Work to be completed = Retype the full set of records. Keep every character identical.

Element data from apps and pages
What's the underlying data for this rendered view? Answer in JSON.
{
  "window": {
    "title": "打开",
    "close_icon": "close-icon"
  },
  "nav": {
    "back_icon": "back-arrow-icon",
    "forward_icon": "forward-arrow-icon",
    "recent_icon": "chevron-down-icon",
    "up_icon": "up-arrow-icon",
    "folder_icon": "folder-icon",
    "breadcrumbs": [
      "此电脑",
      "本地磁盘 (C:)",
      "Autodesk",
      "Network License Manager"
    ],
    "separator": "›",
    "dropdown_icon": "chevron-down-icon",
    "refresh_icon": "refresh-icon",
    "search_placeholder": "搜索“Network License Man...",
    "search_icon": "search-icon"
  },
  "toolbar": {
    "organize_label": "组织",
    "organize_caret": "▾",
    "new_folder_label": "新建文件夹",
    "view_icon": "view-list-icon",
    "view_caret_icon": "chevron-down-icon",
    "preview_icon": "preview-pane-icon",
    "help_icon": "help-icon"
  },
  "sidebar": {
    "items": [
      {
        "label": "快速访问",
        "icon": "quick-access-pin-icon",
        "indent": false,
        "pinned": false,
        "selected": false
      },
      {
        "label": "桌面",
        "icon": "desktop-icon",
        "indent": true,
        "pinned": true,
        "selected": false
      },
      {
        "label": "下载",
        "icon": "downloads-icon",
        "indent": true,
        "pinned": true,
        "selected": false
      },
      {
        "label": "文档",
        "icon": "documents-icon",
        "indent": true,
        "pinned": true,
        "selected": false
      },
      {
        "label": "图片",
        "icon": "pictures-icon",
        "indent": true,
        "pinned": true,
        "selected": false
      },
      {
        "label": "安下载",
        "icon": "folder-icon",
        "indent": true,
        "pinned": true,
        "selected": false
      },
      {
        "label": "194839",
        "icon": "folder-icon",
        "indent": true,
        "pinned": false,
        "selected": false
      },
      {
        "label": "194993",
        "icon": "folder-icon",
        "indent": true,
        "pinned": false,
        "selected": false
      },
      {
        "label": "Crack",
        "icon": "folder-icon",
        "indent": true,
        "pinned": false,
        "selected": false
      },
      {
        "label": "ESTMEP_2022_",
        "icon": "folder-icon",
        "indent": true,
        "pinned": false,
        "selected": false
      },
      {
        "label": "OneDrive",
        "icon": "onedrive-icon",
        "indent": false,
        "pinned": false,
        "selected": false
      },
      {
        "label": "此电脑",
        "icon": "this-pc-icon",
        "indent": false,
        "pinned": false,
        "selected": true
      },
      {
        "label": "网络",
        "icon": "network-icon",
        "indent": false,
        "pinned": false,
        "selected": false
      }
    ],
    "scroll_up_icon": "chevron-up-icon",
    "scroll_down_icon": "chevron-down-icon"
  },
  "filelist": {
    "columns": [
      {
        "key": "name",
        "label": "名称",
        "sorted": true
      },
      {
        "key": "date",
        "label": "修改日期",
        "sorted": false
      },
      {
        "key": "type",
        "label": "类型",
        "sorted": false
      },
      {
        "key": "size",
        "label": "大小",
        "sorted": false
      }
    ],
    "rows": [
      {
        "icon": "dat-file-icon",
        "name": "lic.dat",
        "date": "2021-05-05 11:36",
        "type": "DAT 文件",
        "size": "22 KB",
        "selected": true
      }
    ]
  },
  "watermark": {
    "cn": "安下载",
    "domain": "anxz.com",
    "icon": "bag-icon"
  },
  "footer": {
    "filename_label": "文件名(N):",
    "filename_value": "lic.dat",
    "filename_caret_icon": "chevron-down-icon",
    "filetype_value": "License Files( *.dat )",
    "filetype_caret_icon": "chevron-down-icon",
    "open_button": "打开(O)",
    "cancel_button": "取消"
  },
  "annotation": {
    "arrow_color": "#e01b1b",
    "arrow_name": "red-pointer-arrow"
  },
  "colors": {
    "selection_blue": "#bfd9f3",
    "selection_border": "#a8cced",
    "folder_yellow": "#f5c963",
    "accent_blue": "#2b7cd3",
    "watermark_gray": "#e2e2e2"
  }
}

Response =
What's the underlying data for this rendered view? Answer in JSON.
{
  "window": {
    "title": "打开",
    "close_icon": "close-icon"
  },
  "nav": {
    "back_icon": "back-arrow-icon",
    "forward_icon": "forward-arrow-icon",
    "recent_icon": "chevron-down-icon",
    "up_icon": "up-arrow-icon",
    "folder_icon": "folder-icon",
    "breadcrumbs": [
      "此电脑",
      "本地磁盘 (C:)",
      "Autodesk",
      "Network License Manager"
    ],
    "separator": "›",
    "dropdown_icon": "chevron-down-icon",
    "refresh_icon": "refresh-icon",
    "search_placeholder": "搜索“Network License Man...",
    "search_icon": "search-icon"
  },
  "toolbar": {
    "organize_label": "组织",
    "organize_caret": "▾",
    "new_folder_label": "新建文件夹",
    "view_icon": "view-list-icon",
    "view_caret_icon": "chevron-down-icon",
    "preview_icon": "preview-pane-icon",
    "help_icon": "help-icon"
  },
  "sidebar": {
    "items": [
      {
        "label": "快速访问",
        "icon": "quick-access-pin-icon",
        "indent": false,
        "pinned": false,
        "selected": false
      },
      {
        "label": "桌面",
        "icon": "desktop-icon",
        "indent": true,
        "pinned": true,
        "selected": false
      },
      {
        "label": "下载",
        "icon": "downloads-icon",
        "indent": true,
        "pinned": true,
        "selected": false
      },
      {
        "label": "文档",
        "icon": "documents-icon",
        "indent": true,
        "pinned": true,
        "selected": false
      },
      {
        "label": "图片",
        "icon": "pictures-icon",
        "indent": true,
        "pinned": true,
        "selected": false
      },
      {
        "label": "安下载",
        "icon": "folder-icon",
        "indent": true,
        "pinned": true,
        "selected": false
      },
      {
        "label": "194839",
        "icon": "folder-icon",
        "indent": true,
        "pinned": false,
        "selected": false
      },
      {
        "label": "194993",
        "icon": "folder-icon",
        "indent": true,
        "pinned": false,
        "selected": false
      },
      {
        "label": "Crack",
        "icon": "folder-icon",
        "indent": true,
        "pinned": false,
        "selected": false
      },
      {
        "label": "ESTMEP_2022_",
        "icon": "folder-icon",
        "indent": true,
        "pinned": false,
        "selected": false
      },
      {
        "label": "OneDrive",
        "icon": "onedrive-icon",
        "indent": false,
        "pinned": false,
        "selected": false
      },
      {
        "label": "此电脑",
        "icon": "this-pc-icon",
        "indent": false,
        "pinned": false,
        "selected": true
      },
      {
        "label": "网络",
        "icon": "network-icon",
        "indent": false,
        "pinned": false,
        "selected": false
      }
    ],
    "scroll_up_icon": "chevron-up-icon",
    "scroll_down_icon": "chevron-down-icon"
  },
  "filelist": {
    "columns": [
      {
        "key": "name",
        "label": "名称",
        "sorted": true
      },
      {
        "key": "date",
        "label": "修改日期",
        "sorted": false
      },
      {
        "key": "type",
        "label": "类型",
        "sorted": false
      },
      {
        "key": "size",
        "label": "大小",
        "sorted": false
      }
    ],
    "rows": [
      {
        "icon": "dat-file-icon",
        "name": "lic.dat",
        "date": "2021-05-05 11:36",
        "type": "DAT 文件",
        "size": "22 KB",
        "selected": true
      }
    ]
  },
  "watermark": {
    "cn": "安下载",
    "domain": "anxz.com",
    "icon": "bag-icon"
  },
  "footer": {
    "filename_label": "文件名(N):",
    "filename_value": "lic.dat",
    "filename_caret_icon": "chevron-down-icon",
    "filetype_value": "License Files( *.dat )",
    "filetype_caret_icon": "chevron-down-icon",
    "open_button": "打开(O)",
    "cancel_button": "取消"
  },
  "annotation": {
    "arrow_color": "#e01b1b",
    "arrow_name": "red-pointer-arrow"
  },
  "colors": {
    "selection_blue": "#bfd9f3",
    "selection_border": "#a8cced",
    "folder_yellow": "#f5c963",
    "accent_blue": "#2b7cd3",
    "watermark_gray": "#e2e2e2"
  }
}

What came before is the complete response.